[Directions for this task]
Once the records below have been read, copy them all out exactly.

[Data excerpts]
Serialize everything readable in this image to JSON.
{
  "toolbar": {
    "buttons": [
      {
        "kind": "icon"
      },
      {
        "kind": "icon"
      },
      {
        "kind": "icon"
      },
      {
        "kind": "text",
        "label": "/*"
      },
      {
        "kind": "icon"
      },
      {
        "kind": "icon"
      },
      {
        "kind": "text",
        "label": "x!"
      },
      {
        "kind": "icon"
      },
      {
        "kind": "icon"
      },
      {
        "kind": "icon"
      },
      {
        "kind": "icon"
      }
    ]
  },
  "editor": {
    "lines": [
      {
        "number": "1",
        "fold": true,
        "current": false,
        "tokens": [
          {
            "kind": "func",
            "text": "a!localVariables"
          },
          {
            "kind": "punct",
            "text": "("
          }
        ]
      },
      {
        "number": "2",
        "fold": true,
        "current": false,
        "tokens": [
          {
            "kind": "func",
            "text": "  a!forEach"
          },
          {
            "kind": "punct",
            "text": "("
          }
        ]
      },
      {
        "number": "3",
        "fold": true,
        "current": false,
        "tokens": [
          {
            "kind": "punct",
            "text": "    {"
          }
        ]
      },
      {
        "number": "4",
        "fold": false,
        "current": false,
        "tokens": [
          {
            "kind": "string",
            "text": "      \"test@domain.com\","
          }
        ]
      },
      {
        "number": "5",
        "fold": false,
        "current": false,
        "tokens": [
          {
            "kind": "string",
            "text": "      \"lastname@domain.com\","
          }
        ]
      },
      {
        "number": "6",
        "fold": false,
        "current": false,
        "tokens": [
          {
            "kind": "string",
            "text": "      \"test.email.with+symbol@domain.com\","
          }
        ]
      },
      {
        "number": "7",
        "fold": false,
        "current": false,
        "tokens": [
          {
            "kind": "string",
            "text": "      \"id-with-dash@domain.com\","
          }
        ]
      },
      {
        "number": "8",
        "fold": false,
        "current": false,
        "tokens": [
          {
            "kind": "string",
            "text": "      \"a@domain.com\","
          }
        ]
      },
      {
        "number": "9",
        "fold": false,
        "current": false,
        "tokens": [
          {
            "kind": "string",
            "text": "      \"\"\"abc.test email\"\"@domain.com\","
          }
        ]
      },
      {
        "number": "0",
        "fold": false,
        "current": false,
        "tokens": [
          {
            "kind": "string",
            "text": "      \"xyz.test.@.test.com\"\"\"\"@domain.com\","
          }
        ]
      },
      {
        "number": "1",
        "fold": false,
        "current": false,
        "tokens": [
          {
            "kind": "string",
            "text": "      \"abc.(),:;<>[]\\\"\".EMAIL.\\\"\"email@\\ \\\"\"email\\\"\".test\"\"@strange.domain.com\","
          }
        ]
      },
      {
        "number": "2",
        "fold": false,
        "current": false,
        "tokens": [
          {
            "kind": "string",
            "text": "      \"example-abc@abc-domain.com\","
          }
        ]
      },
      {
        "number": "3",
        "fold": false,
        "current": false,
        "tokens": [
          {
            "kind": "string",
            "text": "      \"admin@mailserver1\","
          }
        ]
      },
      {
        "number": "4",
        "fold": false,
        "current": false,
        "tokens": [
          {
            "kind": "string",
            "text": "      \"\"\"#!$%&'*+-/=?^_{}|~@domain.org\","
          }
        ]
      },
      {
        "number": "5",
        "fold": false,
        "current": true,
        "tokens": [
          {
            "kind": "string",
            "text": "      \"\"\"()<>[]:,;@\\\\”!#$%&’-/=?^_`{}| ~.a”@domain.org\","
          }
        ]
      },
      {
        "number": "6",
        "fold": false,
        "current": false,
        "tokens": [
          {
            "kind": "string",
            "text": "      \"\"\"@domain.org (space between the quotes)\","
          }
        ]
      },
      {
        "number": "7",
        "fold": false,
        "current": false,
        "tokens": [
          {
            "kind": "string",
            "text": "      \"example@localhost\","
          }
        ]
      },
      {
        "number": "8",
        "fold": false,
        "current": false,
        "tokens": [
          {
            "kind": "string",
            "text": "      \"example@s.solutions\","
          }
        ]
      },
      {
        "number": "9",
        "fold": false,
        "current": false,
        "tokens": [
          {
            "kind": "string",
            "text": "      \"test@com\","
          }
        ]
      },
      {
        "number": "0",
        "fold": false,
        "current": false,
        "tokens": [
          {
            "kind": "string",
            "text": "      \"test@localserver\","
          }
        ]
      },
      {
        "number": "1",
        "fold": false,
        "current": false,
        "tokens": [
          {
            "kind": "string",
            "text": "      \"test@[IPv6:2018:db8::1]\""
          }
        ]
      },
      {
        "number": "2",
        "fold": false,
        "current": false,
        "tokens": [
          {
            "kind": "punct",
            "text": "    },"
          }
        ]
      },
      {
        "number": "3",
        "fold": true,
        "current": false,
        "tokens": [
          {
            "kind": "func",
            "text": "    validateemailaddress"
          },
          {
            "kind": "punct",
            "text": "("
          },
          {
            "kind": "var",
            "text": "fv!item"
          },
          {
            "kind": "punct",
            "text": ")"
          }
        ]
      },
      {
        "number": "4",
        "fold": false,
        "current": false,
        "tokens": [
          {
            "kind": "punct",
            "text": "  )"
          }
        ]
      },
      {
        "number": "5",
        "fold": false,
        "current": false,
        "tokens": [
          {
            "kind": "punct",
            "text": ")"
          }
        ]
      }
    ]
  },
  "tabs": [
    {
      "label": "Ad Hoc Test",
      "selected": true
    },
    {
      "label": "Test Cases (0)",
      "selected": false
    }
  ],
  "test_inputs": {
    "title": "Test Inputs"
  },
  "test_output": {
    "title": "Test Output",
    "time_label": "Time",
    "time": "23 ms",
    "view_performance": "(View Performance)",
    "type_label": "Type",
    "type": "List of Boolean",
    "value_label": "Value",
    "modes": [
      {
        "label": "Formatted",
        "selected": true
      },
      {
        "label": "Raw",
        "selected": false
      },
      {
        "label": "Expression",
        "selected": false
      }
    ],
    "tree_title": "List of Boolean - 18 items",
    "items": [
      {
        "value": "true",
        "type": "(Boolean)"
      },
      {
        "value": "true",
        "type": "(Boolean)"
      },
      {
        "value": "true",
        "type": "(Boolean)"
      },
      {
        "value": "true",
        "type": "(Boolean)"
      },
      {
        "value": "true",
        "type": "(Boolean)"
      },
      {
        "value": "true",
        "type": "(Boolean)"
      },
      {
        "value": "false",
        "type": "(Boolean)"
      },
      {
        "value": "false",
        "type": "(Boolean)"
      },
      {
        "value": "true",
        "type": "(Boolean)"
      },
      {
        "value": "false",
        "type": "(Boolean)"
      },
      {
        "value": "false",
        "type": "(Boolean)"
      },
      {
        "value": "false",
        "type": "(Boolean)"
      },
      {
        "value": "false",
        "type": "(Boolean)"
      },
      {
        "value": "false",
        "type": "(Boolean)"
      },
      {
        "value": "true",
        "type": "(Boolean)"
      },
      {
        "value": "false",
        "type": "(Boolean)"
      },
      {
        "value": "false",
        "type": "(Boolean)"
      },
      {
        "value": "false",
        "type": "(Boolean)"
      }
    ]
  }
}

[Output for this exercise]
Serialize everything readable in this image to JSON.
{
  "toolbar": {
    "buttons": [
      {
        "kind": "icon"
      },
      {
        "kind": "icon"
      },
      {
        "kind": "icon"
      },
      {
        "kind": "text",
        "label": "/*"
      },
      {
        "kind": "icon"
      },
      {
        "kind": "icon"
      },
      {
        "kind": "text",
        "label": "x!"
      },
      {
        "kind": "icon"
      },
      {
        "kind": "icon"
      },
      {
        "kind": "icon"
      },
      {
        "kind": "icon"
      }
    ]
  },
  "editor": {
    "lines": [
      {
        "number": "1",
        "fold": true,
        "current": false,
        "tokens": [
          {
            "kind": "func",
            "text": "a!localVariables"
          },
          {
            "kind": "punct",
            "text": "("
          }
        ]
      },
      {
        "number": "2",
        "fold": true,
        "current": false,
        "tokens": [
          {
            "kind": "func",
            "text": "  a!forEach"
          },
          {
            "kind": "punct",
            "text": "("
          }
        ]
      },
      {
        "number": "3",
        "fold": true,
        "current": false,
        "tokens": [
          {
            "kind": "punct",
            "text": "    {"
          }
        ]
      },
      {
        "number": "4",
        "fold": false,
        "current": false,
        "tokens": [
          {
            "kind": "string",
            "text": "      \"test@domain.com\","
          }
        ]
      },
      {
        "number": "5",
        "fold": false,
        "current": false,
        "tokens": [
          {
            "kind": "string",
            "text": "      \"lastname@domain.com\","
          }
        ]
      },
      {
        "number": "6",
        "fold": false,
        "current": false,
        "tokens": [
          {
            "kind": "string",
            "text": "      \"test.email.with+symbol@domain.com\","
          }
        ]
      },
      {
        "number": "7",
        "fold": false,
        "current": false,
        "tokens": [
          {
            "kind": "string",
            "text": "      \"id-with-dash@domain.com\","
          }
        ]
      },
      {
        "number": "8",
        "fold": false,
        "current": false,
        "tokens": [
          {
            "kind": "string",
            "text": "      \"a@domain.com\","
          }
        ]
      },
      {
        "number": "9",
        "fold": false,
        "current": false,
        "tokens": [
          {
            "kind": "string",
            "text": "      \"\"\"abc.test email\"\"@domain.com\","
          }
        ]
      },
      {
        "number": "0",
        "fold": false,
        "current": false,
        "tokens": [
          {
            "kind": "string",
            "text": "      \"xyz.test.@.test.com\"\"\"\"@domain.com\","
          }
        ]
      },
      {
        "number": "1",
        "fold": false,
        "current": false,
        "tokens": [
          {
            "kind": "string",
            "text": "      \"abc.(),:;<>[]\\\"\".EMAIL.\\\"\"email@\\ \\\"\"email\\\"\".test\"\"@strange.domain.com\","
          }
        ]
      },
      {
        "number": "2",
        "fold": false,
        "current": false,
        "tokens": [
          {
            "kind": "string",
            "text": "      \"example-abc@abc-domain.com\","
          }
        ]
      },
      {
        "number": "3",
        "fold": false,
        "current": false,
        "tokens": [
          {
            "kind": "string",
            "text": "      \"admin@mailserver1\","
          }
        ]
      },
      {
        "number": "4",
        "fold": false,
        "current": false,
        "tokens": [
          {
            "kind": "string",
            "text": "      \"\"\"#!$%&'*+-/=?^_{}|~@domain.org\","
          }
        ]
      },
      {
        "number": "5",
        "fold": false,
        "current": true,
        "tokens": [
          {
            "kind": "string",
            "text": "      \"\"\"()<>[]:,;@\\\\”!#$%&’-/=?^_`{}| ~.a”@domain.org\","
          }
        ]
      },
      {
        "number": "6",
        "fold": false,
        "current": false,
        "tokens": [
          {
            "kind": "string",
            "text": "      \"\"\"@domain.org (space between the quotes)\","
          }
        ]
      },
      {
        "number": "7",
        "fold": false,
        "current": false,
        "tokens": [
          {
            "kind": "string",
            "text": "      \"example@localhost\","
          }
        ]
      },
      {
        "number": "8",
        "fold": false,
        "current": false,
        "tokens": [
          {
            "kind": "string",
            "text": "      \"example@s.solutions\","
          }
        ]
      },
      {
        "number": "9",
        "fold": false,
        "current": false,
        "tokens": [
          {
            "kind": "string",
            "text": "      \"test@com\","
          }
        ]
      },
      {
        "number": "0",
        "fold": false,
        "current": false,
        "tokens": [
          {
            "kind": "string",
            "text": "      \"test@localserver\","
          }
        ]
      },
      {
        "number": "1",
        "fold": false,
        "current": false,
        "tokens": [
          {
            "kind": "string",
            "text": "      \"test@[IPv6:2018:db8::1]\""
          }
        ]
      },
      {
        "number": "2",
        "fold": false,
        "current": false,
        "tokens": [
          {
            "kind": "punct",
            "text": "    },"
          }
        ]
      },
      {
        "number": "3",
        "fold": true,
        "current": false,
        "tokens": [
          {
            "kind": "func",
            "text": "    validateemailaddress"
          },
          {
            "kind": "punct",
            "text": "("
          },
          {
            "kind": "var",
            "text": "fv!item"
          },
          {
            "kind": "punct",
            "text": ")"
          }
        ]
      },
      {
        "number": "4",
        "fold": false,
        "current": false,
        "tokens": [
          {
            "kind": "punct",
            "text": "  )"
          }
        ]
      },
      {
        "number": "5",
        "fold": false,
        "current": false,
        "tokens": [
          {
            "kind": "punct",
            "text": ")"
          }
        ]
      }
    ]
  },
  "tabs": [
    {
      "label": "Ad Hoc Test",
      "selected": true
    },
    {
      "label": "Test Cases (0)",
      "selected": false
    }
  ],
  "test_inputs": {
    "title": "Test Inputs"
  },
  "test_output": {
    "title": "Test Output",
    "time_label": "Time",
    "time": "23 ms",
    "view_performance": "(View Performance)",
    "type_label": "Type",
    "type": "List of Boolean",
    "value_label": "Value",
    "modes": [
      {
        "label": "Formatted",
        "selected": true
      },
      {
        "label": "Raw",
        "selected": false
      },
      {
        "label": "Expression",
        "selected": false
      }
    ],
    "tree_title": "List of Boolean - 18 items",
    "items": [
      {
        "value": "true",
        "type": "(Boolean)"
      },
      {
        "value": "true",
        "type": "(Boolean)"
      },
      {
        "value": "true",
        "type": "(Boolean)"
      },
      {
        "value": "true",
        "type": "(Boolean)"
      },
      {
        "value": "true",
        "type": "(Boolean)"
      },
      {
        "value": "true",
        "type": "(Boolean)"
      },
      {
        "value": "false",
        "type": "(Boolean)"
      },
      {
        "value": "false",
        "type": "(Boolean)"
      },
      {
        "value": "true",
        "type": "(Boolean)"
      },
      {
        "value": "false",
        "type": "(Boolean)"
      },
      {
        "value": "false",
        "type": "(Boolean)"
      },
      {
        "value": "false",
        "type": "(Boolean)"
      },
      {
        "value": "false",
        "type": "(Boolean)"
      },
      {
        "value": "false",
        "type": "(Boolean)"
      },
      {
        "value": "true",
        "type": "(Boolean)"
      },
      {
        "value": "false",
        "type": "(Boolean)"
      },
      {
        "value": "false",
        "type": "(Boolean)"
      },
      {
        "value": "false",
        "type": "(Boolean)"
      }
    ]
  }
}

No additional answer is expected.